▸ **What the task asks**:
Restate the following records word for word without images.

Website and app data records
╭──

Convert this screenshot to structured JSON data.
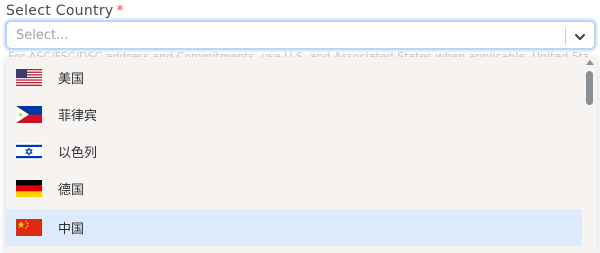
{
  "field": {
    "label": "Select Country",
    "required_mark": "*",
    "placeholder": "Select...",
    "helper_text": "For ASC/FSC/DSC address and Commitments, use U.S. and Associated States when applicable, United States"
  },
  "dropdown": {
    "options": [
      {
        "label": "美国",
        "flag": "flag-us-icon",
        "selected": false
      },
      {
        "label": "菲律宾",
        "flag": "flag-ph-icon",
        "selected": false
      },
      {
        "label": "以色列",
        "flag": "flag-il-icon",
        "selected": false
      },
      {
        "label": "德国",
        "flag": "flag-de-icon",
        "selected": false
      },
      {
        "label": "中国",
        "flag": "flag-cn-icon",
        "selected": true
      }
    ]
  },
  "colors": {
    "focus_border": "#b8d6f6",
    "menu_bg": "#f7f3f1",
    "selected_bg": "#deebfc",
    "required": "#e5484d"
  }
}
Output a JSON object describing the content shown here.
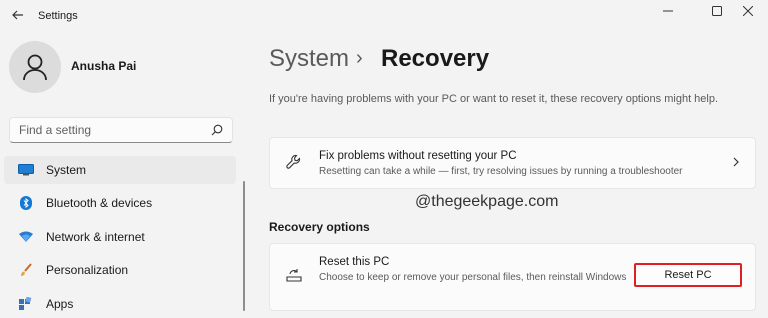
{
  "window": {
    "title": "Settings",
    "minimize_icon": "minimize-icon",
    "maximize_icon": "maximize-icon",
    "close_icon": "close-icon"
  },
  "profile": {
    "name": "Anusha Pai"
  },
  "search": {
    "placeholder": "Find a setting"
  },
  "sidebar": {
    "items": [
      {
        "label": "System",
        "icon": "system-icon",
        "active": true
      },
      {
        "label": "Bluetooth & devices",
        "icon": "bluetooth-icon"
      },
      {
        "label": "Network & internet",
        "icon": "network-icon"
      },
      {
        "label": "Personalization",
        "icon": "brush-icon"
      },
      {
        "label": "Apps",
        "icon": "apps-icon"
      }
    ]
  },
  "main": {
    "breadcrumb_parent": "System",
    "breadcrumb_separator": "›",
    "title": "Recovery",
    "intro": "If you're having problems with your PC or want to reset it, these recovery options might help.",
    "fix_card": {
      "title": "Fix problems without resetting your PC",
      "description": "Resetting can take a while — first, try resolving issues by running a troubleshooter"
    },
    "watermark": "@thegeekpage.com",
    "section_title": "Recovery options",
    "reset_card": {
      "title": "Reset this PC",
      "description": "Choose to keep or remove your personal files, then reinstall Windows",
      "button_label": "Reset PC"
    }
  },
  "colors": {
    "accent": "#0067c0",
    "highlight": "#e02020",
    "background": "#f3f3f3"
  }
}
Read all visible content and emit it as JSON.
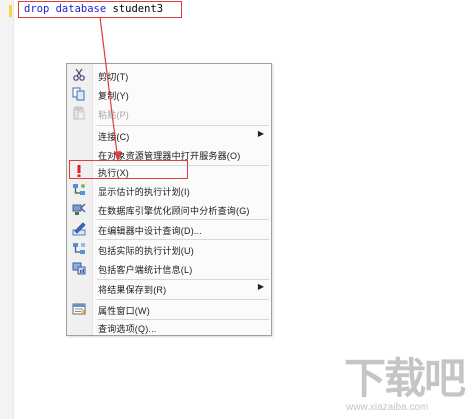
{
  "editor": {
    "code_keyword": "drop database",
    "code_identifier": " student3"
  },
  "context_menu": {
    "items": [
      {
        "label": "剪切(T)",
        "icon": "scissors-icon",
        "disabled": false,
        "submenu": false
      },
      {
        "label": "复制(Y)",
        "icon": "copy-icon",
        "disabled": false,
        "submenu": false
      },
      {
        "label": "粘贴(P)",
        "icon": "paste-icon",
        "disabled": true,
        "submenu": false
      },
      {
        "label": "连接(C)",
        "icon": "",
        "disabled": false,
        "submenu": true
      },
      {
        "label": "在对象资源管理器中打开服务器(O)",
        "icon": "",
        "disabled": false,
        "submenu": false
      },
      {
        "label": "执行(X)",
        "icon": "execute-icon",
        "disabled": false,
        "submenu": false
      },
      {
        "label": "显示估计的执行计划(I)",
        "icon": "estimated-plan-icon",
        "disabled": false,
        "submenu": false
      },
      {
        "label": "在数据库引擎优化顾问中分析查询(G)",
        "icon": "tuning-advisor-icon",
        "disabled": false,
        "submenu": false
      },
      {
        "label": "在编辑器中设计查询(D)...",
        "icon": "design-query-icon",
        "disabled": false,
        "submenu": false
      },
      {
        "label": "包括实际的执行计划(U)",
        "icon": "actual-plan-icon",
        "disabled": false,
        "submenu": false
      },
      {
        "label": "包括客户端统计信息(L)",
        "icon": "client-stats-icon",
        "disabled": false,
        "submenu": false
      },
      {
        "label": "将结果保存到(R)",
        "icon": "",
        "disabled": false,
        "submenu": true
      },
      {
        "label": "属性窗口(W)",
        "icon": "properties-icon",
        "disabled": false,
        "submenu": false
      },
      {
        "label": "查询选项(Q)...",
        "icon": "",
        "disabled": false,
        "submenu": false
      }
    ],
    "submenu_arrow": "▶"
  },
  "watermark": {
    "text": "下载吧",
    "url": "www.xiazaiba.com"
  },
  "colors": {
    "annotation": "#e23c3c",
    "keyword": "#1f1fcf"
  }
}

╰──

▸ **Result of the exercise**:
Convert this screenshot to structured JSON data.
{
  "field": {
    "label": "Select Country",
    "required_mark": "*",
    "placeholder": "Select...",
    "helper_text": "For ASC/FSC/DSC address and Commitments, use U.S. and Associated States when applicable, United States"
  },
  "dropdown": {
    "options": [
      {
        "label": "美国",
        "flag": "flag-us-icon",
        "selected": false
      },
      {
        "label": "菲律宾",
        "flag": "flag-ph-icon",
        "selected": false
      },
      {
        "label": "以色列",
        "flag": "flag-il-icon",
        "selected": false
      },
      {
        "label": "德国",
        "flag": "flag-de-icon",
        "selected": false
      },
      {
        "label": "中国",
        "flag": "flag-cn-icon",
        "selected": true
      }
    ]
  },
  "colors": {
    "focus_border": "#b8d6f6",
    "menu_bg": "#f7f3f1",
    "selected_bg": "#deebfc",
    "required": "#e5484d"
  }
}
Output a JSON object describing the content shown here.
{
  "window": {
    "title": "Settings",
    "minimize_icon": "minimize-icon",
    "maximize_icon": "maximize-icon",
    "close_icon": "close-icon"
  },
  "profile": {
    "name": "Anusha Pai"
  },
  "search": {
    "placeholder": "Find a setting"
  },
  "sidebar": {
    "items": [
      {
        "label": "System",
        "icon": "system-icon",
        "active": true
      },
      {
        "label": "Bluetooth & devices",
        "icon": "bluetooth-icon"
      },
      {
        "label": "Network & internet",
        "icon": "network-icon"
      },
      {
        "label": "Personalization",
        "icon": "brush-icon"
      },
      {
        "label": "Apps",
        "icon": "apps-icon"
      }
    ]
  },
  "main": {
    "breadcrumb_parent": "System",
    "breadcrumb_separator": "›",
    "title": "Recovery",
    "intro": "If you're having problems with your PC or want to reset it, these recovery options might help.",
    "fix_card": {
      "title": "Fix problems without resetting your PC",
      "description": "Resetting can take a while — first, try resolving issues by running a troubleshooter"
    },
    "watermark": "@thegeekpage.com",
    "section_title": "Recovery options",
    "reset_card": {
      "title": "Reset this PC",
      "description": "Choose to keep or remove your personal files, then reinstall Windows",
      "button_label": "Reset PC"
    }
  },
  "colors": {
    "accent": "#0067c0",
    "highlight": "#e02020",
    "background": "#f3f3f3"
  }
}
Read all visible content and emit it as JSON.
{
  "editor": {
    "code_keyword": "drop database",
    "code_identifier": " student3"
  },
  "context_menu": {
    "items": [
      {
        "label": "剪切(T)",
        "icon": "scissors-icon",
        "disabled": false,
        "submenu": false
      },
      {
        "label": "复制(Y)",
        "icon": "copy-icon",
        "disabled": false,
        "submenu": false
      },
      {
        "label": "粘贴(P)",
        "icon": "paste-icon",
        "disabled": true,
        "submenu": false
      },
      {
        "label": "连接(C)",
        "icon": "",
        "disabled": false,
        "submenu": true
      },
      {
        "label": "在对象资源管理器中打开服务器(O)",
        "icon": "",
        "disabled": false,
        "submenu": false
      },
      {
        "label": "执行(X)",
        "icon": "execute-icon",
        "disabled": false,
        "submenu": false
      },
      {
        "label": "显示估计的执行计划(I)",
        "icon": "estimated-plan-icon",
        "disabled": false,
        "submenu": false
      },
      {
        "label": "在数据库引擎优化顾问中分析查询(G)",
        "icon": "tuning-advisor-icon",
        "disabled": false,
        "submenu": false
      },
      {
        "label": "在编辑器中设计查询(D)...",
        "icon": "design-query-icon",
        "disabled": false,
        "submenu": false
      },
      {
        "label": "包括实际的执行计划(U)",
        "icon": "actual-plan-icon",
        "disabled": false,
        "submenu": false
      },
      {
        "label": "包括客户端统计信息(L)",
        "icon": "client-stats-icon",
        "disabled": false,
        "submenu": false
      },
      {
        "label": "将结果保存到(R)",
        "icon": "",
        "disabled": false,
        "submenu": true
      },
      {
        "label": "属性窗口(W)",
        "icon": "properties-icon",
        "disabled": false,
        "submenu": false
      },
      {
        "label": "查询选项(Q)...",
        "icon": "",
        "disabled": false,
        "submenu": false
      }
    ],
    "submenu_arrow": "▶"
  },
  "watermark": {
    "text": "下载吧",
    "url": "www.xiazaiba.com"
  },
  "colors": {
    "annotation": "#e23c3c",
    "keyword": "#1f1fcf"
  }
}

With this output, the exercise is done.